━━━ Provided data

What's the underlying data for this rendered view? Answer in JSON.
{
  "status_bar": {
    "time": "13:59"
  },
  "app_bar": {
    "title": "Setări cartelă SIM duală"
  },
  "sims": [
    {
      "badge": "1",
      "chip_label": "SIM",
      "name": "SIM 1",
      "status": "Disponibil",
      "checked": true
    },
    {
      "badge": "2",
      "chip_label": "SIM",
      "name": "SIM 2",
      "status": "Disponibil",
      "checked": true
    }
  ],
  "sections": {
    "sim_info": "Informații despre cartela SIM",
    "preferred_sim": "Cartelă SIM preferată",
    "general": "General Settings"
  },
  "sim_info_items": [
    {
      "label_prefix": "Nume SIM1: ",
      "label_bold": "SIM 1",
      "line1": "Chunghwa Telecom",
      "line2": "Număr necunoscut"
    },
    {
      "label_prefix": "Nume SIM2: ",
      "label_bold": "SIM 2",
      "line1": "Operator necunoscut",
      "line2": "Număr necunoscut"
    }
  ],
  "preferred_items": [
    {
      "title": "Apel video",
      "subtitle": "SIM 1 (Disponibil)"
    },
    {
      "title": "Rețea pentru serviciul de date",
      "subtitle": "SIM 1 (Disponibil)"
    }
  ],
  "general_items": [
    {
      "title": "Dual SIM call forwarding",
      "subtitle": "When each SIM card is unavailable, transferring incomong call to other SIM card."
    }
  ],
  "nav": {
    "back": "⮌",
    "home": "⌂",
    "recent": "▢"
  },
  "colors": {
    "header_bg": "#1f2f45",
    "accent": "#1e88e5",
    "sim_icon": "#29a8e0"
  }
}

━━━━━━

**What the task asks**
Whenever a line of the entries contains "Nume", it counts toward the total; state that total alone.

**Response to this exercise**
2